Bird flu: China bans imports of bird’s nest from M’sia
SINGAPORE, Mar 20: China has imposed a temporary restriction on imports of bird’s nest from Malaysia, following an outbreak of bird flu in the northeastern state of Kelantan.
The highly contagious H5N1 bird flu virus was first detected on Mar 6 among a few free-range chickens. Eighteen villages in the state capital of Kota Bharu have been affected and almost 25,000 birds – mainly chickens, ducks and geese – were culled.
Following China’s ban, Malaysia’s Veterinary Services Department (DVS) sent letters to the Chinese authorities to explain the situation and the measures being taken to curb the spread of the disease, a report by the New Straits Times daily said.
“We also explained that the chicken and duck (populations) in Kelantan only comprise 0.5 per cent of the total population nationwide,” the newspaper cited DVS as saying. “The production of commercial eggs is fully run outside Kelantan.
“(Finally), the sources of raw clean edible bird’s nest, which are meant for export, are from outside Kelantan. The supply sources can be traced through a system adopted by the department,” it said.

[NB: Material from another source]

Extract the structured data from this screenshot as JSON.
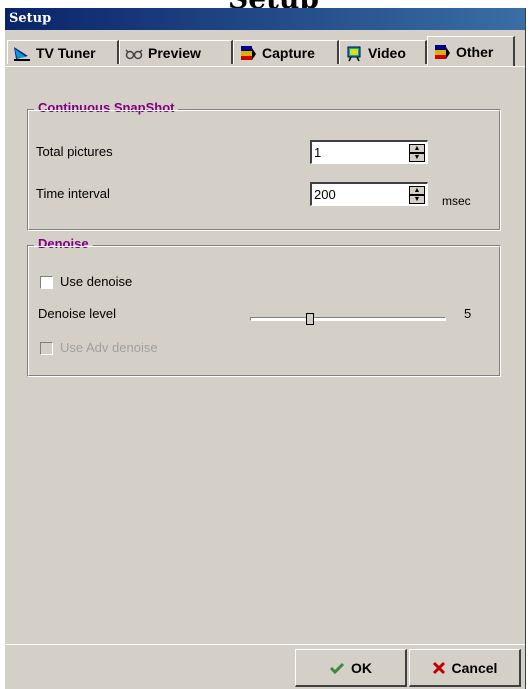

Agriculture and Agro-based Industry Minister Ahmad Shabery Cheek told reporters on Saturday: “Through it, we can identify where the bird’s nest is coming from, which birdhouse, village and state. If it is found there are matters that are not permitted, action will be taken on the affected area without involving its bird’s nest nationwide.”
Shabery added that his ministry will send representatives to China to further explain the situation. “There should not be any concern from China or other countries to restrict the export of poultry and bird’s nest from Malaysia,” Bernama quoted him as saying.
Malaysia exports about RM135 million (US$30 million) of bird’s nest to China a year, according to Shabery.
“The value of the exports is high, therefore, we do not want farmers and entrepreneurs to suffer continued losses,” he said.
Shabery said his ministry was also prepared to consider “a more appropriate form of compensation” for farmers and operators if the outbreak recurs.
“The prices of bird’s nest and the birds go up and down, and it is something the farmers must face as there is no longer a scheme whereby, if the price is low, the government has to pay,” he added.